Supplied entries START

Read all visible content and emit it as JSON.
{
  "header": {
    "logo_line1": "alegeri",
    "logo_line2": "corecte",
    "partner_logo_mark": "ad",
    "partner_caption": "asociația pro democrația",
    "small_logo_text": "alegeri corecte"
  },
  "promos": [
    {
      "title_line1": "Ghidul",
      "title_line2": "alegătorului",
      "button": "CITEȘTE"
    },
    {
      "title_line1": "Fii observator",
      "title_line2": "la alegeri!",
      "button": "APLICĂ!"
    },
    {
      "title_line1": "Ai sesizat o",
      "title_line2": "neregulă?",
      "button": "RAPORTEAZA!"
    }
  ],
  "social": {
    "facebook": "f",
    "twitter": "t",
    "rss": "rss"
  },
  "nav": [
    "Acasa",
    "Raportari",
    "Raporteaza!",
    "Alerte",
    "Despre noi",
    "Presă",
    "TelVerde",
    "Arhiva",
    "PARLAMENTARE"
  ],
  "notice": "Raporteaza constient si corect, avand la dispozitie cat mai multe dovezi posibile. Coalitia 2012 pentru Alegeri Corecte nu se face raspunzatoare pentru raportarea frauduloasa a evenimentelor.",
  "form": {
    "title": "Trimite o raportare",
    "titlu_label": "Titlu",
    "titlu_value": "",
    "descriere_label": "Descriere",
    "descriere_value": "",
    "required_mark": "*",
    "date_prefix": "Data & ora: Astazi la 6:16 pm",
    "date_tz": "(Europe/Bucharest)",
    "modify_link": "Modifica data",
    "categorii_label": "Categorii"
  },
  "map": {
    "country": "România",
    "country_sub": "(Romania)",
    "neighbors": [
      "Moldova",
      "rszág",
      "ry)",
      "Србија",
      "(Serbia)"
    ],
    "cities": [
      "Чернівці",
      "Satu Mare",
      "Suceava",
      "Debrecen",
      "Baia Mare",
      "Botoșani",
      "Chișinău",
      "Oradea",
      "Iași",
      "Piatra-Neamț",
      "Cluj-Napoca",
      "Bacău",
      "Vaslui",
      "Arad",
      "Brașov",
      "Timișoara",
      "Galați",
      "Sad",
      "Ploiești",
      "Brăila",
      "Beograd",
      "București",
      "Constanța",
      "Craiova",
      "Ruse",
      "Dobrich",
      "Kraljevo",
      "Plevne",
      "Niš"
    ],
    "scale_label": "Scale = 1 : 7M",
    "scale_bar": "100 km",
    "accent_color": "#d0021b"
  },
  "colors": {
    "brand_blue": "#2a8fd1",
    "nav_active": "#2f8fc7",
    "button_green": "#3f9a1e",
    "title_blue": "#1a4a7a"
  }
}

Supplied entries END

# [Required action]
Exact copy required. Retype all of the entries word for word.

# [Your solution]
Read all visible content and emit it as JSON.
{
  "header": {
    "logo_line1": "alegeri",
    "logo_line2": "corecte",
    "partner_logo_mark": "ad",
    "partner_caption": "asociația pro democrația",
    "small_logo_text": "alegeri corecte"
  },
  "promos": [
    {
      "title_line1": "Ghidul",
      "title_line2": "alegătorului",
      "button": "CITEȘTE"
    },
    {
      "title_line1": "Fii observator",
      "title_line2": "la alegeri!",
      "button": "APLICĂ!"
    },
    {
      "title_line1": "Ai sesizat o",
      "title_line2": "neregulă?",
      "button": "RAPORTEAZA!"
    }
  ],
  "social": {
    "facebook": "f",
    "twitter": "t",
    "rss": "rss"
  },
  "nav": [
    "Acasa",
    "Raportari",
    "Raporteaza!",
    "Alerte",
    "Despre noi",
    "Presă",
    "TelVerde",
    "Arhiva",
    "PARLAMENTARE"
  ],
  "notice": "Raporteaza constient si corect, avand la dispozitie cat mai multe dovezi posibile. Coalitia 2012 pentru Alegeri Corecte nu se face raspunzatoare pentru raportarea frauduloasa a evenimentelor.",
  "form": {
    "title": "Trimite o raportare",
    "titlu_label": "Titlu",
    "titlu_value": "",
    "descriere_label": "Descriere",
    "descriere_value": "",
    "required_mark": "*",
    "date_prefix": "Data & ora: Astazi la 6:16 pm",
    "date_tz": "(Europe/Bucharest)",
    "modify_link": "Modifica data",
    "categorii_label": "Categorii"
  },
  "map": {
    "country": "România",
    "country_sub": "(Romania)",
    "neighbors": [
      "Moldova",
      "rszág",
      "ry)",
      "Србија",
      "(Serbia)"
    ],
    "cities": [
      "Чернівці",
      "Satu Mare",
      "Suceava",
      "Debrecen",
      "Baia Mare",
      "Botoșani",
      "Chișinău",
      "Oradea",
      "Iași",
      "Piatra-Neamț",
      "Cluj-Napoca",
      "Bacău",
      "Vaslui",
      "Arad",
      "Brașov",
      "Timișoara",
      "Galați",
      "Sad",
      "Ploiești",
      "Brăila",
      "Beograd",
      "București",
      "Constanța",
      "Craiova",
      "Ruse",
      "Dobrich",
      "Kraljevo",
      "Plevne",
      "Niš"
    ],
    "scale_label": "Scale = 1 : 7M",
    "scale_bar": "100 km",
    "accent_color": "#d0021b"
  },
  "colors": {
    "brand_blue": "#2a8fd1",
    "nav_active": "#2f8fc7",
    "button_green": "#3f9a1e",
    "title_blue": "#1a4a7a"
  }
}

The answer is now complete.